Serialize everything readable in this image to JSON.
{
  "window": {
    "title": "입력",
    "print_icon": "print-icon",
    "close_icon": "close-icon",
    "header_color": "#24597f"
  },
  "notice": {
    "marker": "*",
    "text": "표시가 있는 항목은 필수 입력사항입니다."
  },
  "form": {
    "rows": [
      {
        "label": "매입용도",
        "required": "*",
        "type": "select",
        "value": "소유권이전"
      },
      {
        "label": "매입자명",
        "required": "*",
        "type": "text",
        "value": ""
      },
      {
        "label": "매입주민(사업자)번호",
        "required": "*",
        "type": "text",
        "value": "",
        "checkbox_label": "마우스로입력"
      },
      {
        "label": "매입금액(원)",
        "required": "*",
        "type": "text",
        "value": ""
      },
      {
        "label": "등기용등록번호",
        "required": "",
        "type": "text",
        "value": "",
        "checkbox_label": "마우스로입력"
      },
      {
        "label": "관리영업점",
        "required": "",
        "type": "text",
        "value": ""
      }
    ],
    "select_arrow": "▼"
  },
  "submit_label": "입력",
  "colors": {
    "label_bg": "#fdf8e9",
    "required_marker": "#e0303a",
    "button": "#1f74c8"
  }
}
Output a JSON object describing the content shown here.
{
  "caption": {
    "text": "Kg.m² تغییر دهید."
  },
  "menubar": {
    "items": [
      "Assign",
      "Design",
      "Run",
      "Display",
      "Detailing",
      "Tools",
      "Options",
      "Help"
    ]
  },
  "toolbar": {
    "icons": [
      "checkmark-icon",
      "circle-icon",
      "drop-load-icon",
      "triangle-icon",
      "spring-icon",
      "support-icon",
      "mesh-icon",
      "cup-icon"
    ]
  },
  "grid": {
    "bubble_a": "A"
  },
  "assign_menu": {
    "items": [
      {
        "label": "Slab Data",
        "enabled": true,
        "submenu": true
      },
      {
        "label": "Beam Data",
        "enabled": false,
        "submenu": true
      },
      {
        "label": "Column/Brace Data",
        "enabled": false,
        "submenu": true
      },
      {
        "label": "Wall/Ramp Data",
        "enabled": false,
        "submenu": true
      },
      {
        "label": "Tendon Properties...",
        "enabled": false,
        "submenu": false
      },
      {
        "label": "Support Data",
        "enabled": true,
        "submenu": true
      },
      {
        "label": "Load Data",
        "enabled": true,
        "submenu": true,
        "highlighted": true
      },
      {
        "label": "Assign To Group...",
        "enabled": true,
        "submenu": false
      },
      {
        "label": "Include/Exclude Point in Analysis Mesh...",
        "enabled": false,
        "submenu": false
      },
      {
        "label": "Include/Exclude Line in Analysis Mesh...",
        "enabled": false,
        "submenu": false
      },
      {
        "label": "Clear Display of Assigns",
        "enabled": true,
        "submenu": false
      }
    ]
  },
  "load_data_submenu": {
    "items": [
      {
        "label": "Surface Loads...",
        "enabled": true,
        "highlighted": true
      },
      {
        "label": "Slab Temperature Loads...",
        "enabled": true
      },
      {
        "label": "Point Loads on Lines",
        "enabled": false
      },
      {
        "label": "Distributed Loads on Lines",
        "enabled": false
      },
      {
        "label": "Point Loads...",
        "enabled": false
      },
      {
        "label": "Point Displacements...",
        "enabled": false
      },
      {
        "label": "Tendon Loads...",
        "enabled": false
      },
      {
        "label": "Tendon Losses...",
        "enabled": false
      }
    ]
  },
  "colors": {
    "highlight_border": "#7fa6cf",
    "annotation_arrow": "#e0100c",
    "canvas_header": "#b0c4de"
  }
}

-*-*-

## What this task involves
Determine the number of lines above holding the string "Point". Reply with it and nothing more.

## Response to this task
4